And of course we can do better. We must do better. Because it is right, but also because it makes us better and more complete human beings.
I’ve been lucky enough to travel a fair bit in my life. I lived in the UK for five years and my current country count is 37, including many countries where my white face stood out just as much a black face did in my childhood Wichita neighborhood.
In early March my wife and I were in Sri Lanka, educating the locals on who the current Super Bowl champions are, but also taking in the culture, language, and food of this place halfway around the world and so different from us. And I’m always struck when we’re overseas how even though we don’t look, dress, eat, talk, and worship the same, we laugh at the same things. We cry at the same things. We love in the same way.
But when we were in Morocco, and the Muslim call to prayer would ring out across Marrakech, I was acutely aware of our differences too. And they are to be embraced and celebrated.
For too long I thought that being color blind was the answer. Many years ago I dated a Mexican girl. To me she was just Jessica, she wasn’t Mexican. It would have been wrong of me to think of her as Mexican, when she was so much more than that.
But that was a mistake. Yes, she was so much more than her heritage and race. But she was those things too, and they helped make her who she was then, and still is today.
It’s not only okay to see a person’s color, it’s necessary. When we’re at Arrowhead I care about the red you’re wearing. And when we’re in life I care about the color of your skin because it’s a part of who you are. It informs me of your experiences, and it helps me to honor that part of you.
As I mentioned earlier, I’ve been around the health crisis merry-go-round quite a few times. Four battles with cancer, a bone marrow transplant, a heart transplant, necrotizing fasciitis that nearly took my leg. A devastating lack of athletic ability that ended my pro athlete dreams in junior high.
“I had to work for this…”
“I’ve struggled too…”
“I was lost relationships and jobs because of my health…”
These were all ways that I thought I could understand what it means to have a system against you. These were my justifications for my own inaction. We all have our crosses to bear, so suck it up and drive on. Look at what I’ve been through. I know exhaustion. I know real struggle.
But the reality is that I will never understand what it means to be anything but a white guy. I will never have someone follow me around a store. I will never be profiled by a police officer. I will never lose out on a loan, or a lease, or an invite to a club because I’m seen as “different.” I will never fully understand the black experience in America, and I now understand that.
I commit to never thinking I understand. And by recognizing that I don’t, I will become a better listener. And by being a better listener, I will see people more clearly. And with my eyes fully open, I will be better equipped to take action. And that action will include being proudly intolerant of intolerance.
I won’t always be perfect. I won’t always be great. But I think that I can always be good. And if there are enough of us committed to being good on a regular basis, this will get better. It must get better.
We want to return to the shared joy of February 2nd. We want to be as unified as we were three days later as the champions paraded through Kansas City.
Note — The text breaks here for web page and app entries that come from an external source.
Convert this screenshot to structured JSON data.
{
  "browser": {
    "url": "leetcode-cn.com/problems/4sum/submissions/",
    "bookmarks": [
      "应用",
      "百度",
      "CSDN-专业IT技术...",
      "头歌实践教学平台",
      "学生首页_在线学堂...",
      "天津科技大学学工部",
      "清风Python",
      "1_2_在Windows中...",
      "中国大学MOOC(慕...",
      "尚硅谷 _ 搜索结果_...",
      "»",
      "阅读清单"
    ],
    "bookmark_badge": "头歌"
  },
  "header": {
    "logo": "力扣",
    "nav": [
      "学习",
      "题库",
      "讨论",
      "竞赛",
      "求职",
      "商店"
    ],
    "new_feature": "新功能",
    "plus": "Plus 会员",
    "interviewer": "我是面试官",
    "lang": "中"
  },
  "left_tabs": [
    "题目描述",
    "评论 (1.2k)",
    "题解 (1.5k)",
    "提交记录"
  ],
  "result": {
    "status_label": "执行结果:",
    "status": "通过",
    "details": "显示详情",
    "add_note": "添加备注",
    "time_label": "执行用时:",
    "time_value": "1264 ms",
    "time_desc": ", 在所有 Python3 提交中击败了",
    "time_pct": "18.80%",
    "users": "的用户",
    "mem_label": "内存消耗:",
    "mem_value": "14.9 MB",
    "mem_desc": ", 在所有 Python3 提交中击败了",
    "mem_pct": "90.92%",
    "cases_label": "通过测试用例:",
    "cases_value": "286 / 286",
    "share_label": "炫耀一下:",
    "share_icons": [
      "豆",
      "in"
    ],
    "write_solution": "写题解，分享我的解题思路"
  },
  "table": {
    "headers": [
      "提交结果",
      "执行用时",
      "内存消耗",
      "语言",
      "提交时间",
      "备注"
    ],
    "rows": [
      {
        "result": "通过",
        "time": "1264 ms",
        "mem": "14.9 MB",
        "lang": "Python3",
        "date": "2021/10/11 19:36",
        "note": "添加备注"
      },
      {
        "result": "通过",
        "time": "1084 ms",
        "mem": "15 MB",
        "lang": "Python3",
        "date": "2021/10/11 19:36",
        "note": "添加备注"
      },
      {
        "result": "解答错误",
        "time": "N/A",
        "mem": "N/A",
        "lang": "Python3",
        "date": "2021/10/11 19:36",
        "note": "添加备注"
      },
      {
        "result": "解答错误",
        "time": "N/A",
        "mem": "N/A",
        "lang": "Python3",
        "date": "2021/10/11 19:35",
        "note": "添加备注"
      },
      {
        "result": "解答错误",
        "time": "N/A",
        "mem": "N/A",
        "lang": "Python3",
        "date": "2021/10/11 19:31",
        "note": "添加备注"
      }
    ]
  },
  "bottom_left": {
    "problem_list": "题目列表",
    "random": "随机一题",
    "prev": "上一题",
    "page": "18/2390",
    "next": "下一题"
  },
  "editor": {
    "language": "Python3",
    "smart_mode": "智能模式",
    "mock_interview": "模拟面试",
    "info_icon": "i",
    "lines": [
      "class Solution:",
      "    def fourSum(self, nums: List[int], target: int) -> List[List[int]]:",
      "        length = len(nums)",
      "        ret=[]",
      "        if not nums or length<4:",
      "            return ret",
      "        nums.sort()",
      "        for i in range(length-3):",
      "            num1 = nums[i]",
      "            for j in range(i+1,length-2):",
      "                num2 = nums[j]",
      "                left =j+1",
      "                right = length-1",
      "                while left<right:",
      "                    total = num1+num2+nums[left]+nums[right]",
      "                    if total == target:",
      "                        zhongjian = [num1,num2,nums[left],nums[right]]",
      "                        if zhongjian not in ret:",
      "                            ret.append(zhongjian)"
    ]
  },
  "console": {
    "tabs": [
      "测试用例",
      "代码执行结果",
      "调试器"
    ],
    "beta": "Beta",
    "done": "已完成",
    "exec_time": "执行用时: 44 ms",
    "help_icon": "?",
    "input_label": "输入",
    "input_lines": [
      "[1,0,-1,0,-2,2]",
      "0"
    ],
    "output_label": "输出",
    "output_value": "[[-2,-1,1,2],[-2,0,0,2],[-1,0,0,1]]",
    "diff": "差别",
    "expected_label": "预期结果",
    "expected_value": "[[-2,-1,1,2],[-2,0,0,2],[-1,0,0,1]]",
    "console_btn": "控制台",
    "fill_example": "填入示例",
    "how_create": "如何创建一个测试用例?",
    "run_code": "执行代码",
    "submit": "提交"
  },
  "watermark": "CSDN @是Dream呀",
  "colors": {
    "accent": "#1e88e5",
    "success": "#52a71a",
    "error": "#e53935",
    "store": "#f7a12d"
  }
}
And we want everyone who calls this country home to be able to fully realize the freedom and bounty that it promises to provide.
God bless to all my brothers and sisters in Chiefs Kingdom.
And for this one time only, god bless, Raiders, Chargers, and Broncos fans too.
(I really expected to burst into flames by typing that. So glad I didn’t.)